▸ Task prompt
Set down the entries once more exactly as they were written.

◆ ◆ ◆ ◆ ◆ ◆ ◆

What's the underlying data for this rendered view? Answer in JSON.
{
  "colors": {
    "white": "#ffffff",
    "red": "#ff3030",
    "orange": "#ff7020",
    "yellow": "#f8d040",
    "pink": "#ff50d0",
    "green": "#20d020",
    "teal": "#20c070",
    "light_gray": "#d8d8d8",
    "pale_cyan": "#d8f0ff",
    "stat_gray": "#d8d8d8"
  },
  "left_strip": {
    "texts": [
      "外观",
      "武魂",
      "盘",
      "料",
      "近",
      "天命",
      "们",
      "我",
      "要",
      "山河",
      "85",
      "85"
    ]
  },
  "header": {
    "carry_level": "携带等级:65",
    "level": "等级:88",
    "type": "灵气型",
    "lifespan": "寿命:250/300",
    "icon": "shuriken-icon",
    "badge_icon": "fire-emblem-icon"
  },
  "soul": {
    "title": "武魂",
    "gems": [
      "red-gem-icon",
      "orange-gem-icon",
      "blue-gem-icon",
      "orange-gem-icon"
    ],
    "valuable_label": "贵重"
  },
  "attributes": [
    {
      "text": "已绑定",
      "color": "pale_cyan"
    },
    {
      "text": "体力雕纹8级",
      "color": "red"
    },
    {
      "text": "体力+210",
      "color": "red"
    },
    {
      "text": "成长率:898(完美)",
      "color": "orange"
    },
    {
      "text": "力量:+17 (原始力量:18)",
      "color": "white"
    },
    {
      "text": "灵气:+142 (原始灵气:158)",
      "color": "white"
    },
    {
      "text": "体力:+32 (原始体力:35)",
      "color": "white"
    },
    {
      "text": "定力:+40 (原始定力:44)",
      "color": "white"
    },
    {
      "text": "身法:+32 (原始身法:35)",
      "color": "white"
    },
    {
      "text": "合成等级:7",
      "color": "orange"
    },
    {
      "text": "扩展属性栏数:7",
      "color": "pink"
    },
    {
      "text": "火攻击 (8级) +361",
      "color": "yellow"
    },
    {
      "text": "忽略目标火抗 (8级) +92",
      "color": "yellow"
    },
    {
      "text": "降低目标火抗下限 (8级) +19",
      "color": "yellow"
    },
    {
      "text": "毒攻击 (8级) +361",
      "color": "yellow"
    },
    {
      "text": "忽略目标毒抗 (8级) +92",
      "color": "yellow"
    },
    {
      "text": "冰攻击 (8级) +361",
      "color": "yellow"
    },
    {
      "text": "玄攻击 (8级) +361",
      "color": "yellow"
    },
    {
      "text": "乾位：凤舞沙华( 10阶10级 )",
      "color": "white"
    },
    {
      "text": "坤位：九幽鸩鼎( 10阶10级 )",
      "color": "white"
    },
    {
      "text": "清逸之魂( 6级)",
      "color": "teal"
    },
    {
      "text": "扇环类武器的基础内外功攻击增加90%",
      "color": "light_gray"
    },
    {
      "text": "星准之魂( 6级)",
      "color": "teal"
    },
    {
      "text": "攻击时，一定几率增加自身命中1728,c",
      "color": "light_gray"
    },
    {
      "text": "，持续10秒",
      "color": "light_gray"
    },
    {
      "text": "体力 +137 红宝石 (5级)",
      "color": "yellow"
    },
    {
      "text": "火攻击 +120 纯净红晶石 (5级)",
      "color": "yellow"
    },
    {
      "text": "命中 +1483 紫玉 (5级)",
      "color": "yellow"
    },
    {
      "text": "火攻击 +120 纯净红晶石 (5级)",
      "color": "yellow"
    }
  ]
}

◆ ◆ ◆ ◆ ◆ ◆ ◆

▸ Exercise answer
What's the underlying data for this rendered view? Answer in JSON.
{
  "colors": {
    "white": "#ffffff",
    "red": "#ff3030",
    "orange": "#ff7020",
    "yellow": "#f8d040",
    "pink": "#ff50d0",
    "green": "#20d020",
    "teal": "#20c070",
    "light_gray": "#d8d8d8",
    "pale_cyan": "#d8f0ff",
    "stat_gray": "#d8d8d8"
  },
  "left_strip": {
    "texts": [
      "外观",
      "武魂",
      "盘",
      "料",
      "近",
      "天命",
      "们",
      "我",
      "要",
      "山河",
      "85",
      "85"
    ]
  },
  "header": {
    "carry_level": "携带等级:65",
    "level": "等级:88",
    "type": "灵气型",
    "lifespan": "寿命:250/300",
    "icon": "shuriken-icon",
    "badge_icon": "fire-emblem-icon"
  },
  "soul": {
    "title": "武魂",
    "gems": [
      "red-gem-icon",
      "orange-gem-icon",
      "blue-gem-icon",
      "orange-gem-icon"
    ],
    "valuable_label": "贵重"
  },
  "attributes": [
    {
      "text": "已绑定",
      "color": "pale_cyan"
    },
    {
      "text": "体力雕纹8级",
      "color": "red"
    },
    {
      "text": "体力+210",
      "color": "red"
    },
    {
      "text": "成长率:898(完美)",
      "color": "orange"
    },
    {
      "text": "力量:+17 (原始力量:18)",
      "color": "white"
    },
    {
      "text": "灵气:+142 (原始灵气:158)",
      "color": "white"
    },
    {
      "text": "体力:+32 (原始体力:35)",
      "color": "white"
    },
    {
      "text": "定力:+40 (原始定力:44)",
      "color": "white"
    },
    {
      "text": "身法:+32 (原始身法:35)",
      "color": "white"
    },
    {
      "text": "合成等级:7",
      "color": "orange"
    },
    {
      "text": "扩展属性栏数:7",
      "color": "pink"
    },
    {
      "text": "火攻击 (8级) +361",
      "color": "yellow"
    },
    {
      "text": "忽略目标火抗 (8级) +92",
      "color": "yellow"
    },
    {
      "text": "降低目标火抗下限 (8级) +19",
      "color": "yellow"
    },
    {
      "text": "毒攻击 (8级) +361",
      "color": "yellow"
    },
    {
      "text": "忽略目标毒抗 (8级) +92",
      "color": "yellow"
    },
    {
      "text": "冰攻击 (8级) +361",
      "color": "yellow"
    },
    {
      "text": "玄攻击 (8级) +361",
      "color": "yellow"
    },
    {
      "text": "乾位：凤舞沙华( 10阶10级 )",
      "color": "white"
    },
    {
      "text": "坤位：九幽鸩鼎( 10阶10级 )",
      "color": "white"
    },
    {
      "text": "清逸之魂( 6级)",
      "color": "teal"
    },
    {
      "text": "扇环类武器的基础内外功攻击增加90%",
      "color": "light_gray"
    },
    {
      "text": "星准之魂( 6级)",
      "color": "teal"
    },
    {
      "text": "攻击时，一定几率增加自身命中1728,c",
      "color": "light_gray"
    },
    {
      "text": "，持续10秒",
      "color": "light_gray"
    },
    {
      "text": "体力 +137 红宝石 (5级)",
      "color": "yellow"
    },
    {
      "text": "火攻击 +120 纯净红晶石 (5级)",
      "color": "yellow"
    },
    {
      "text": "命中 +1483 紫玉 (5级)",
      "color": "yellow"
    },
    {
      "text": "火攻击 +120 纯净红晶石 (5级)",
      "color": "yellow"
    }
  ]
}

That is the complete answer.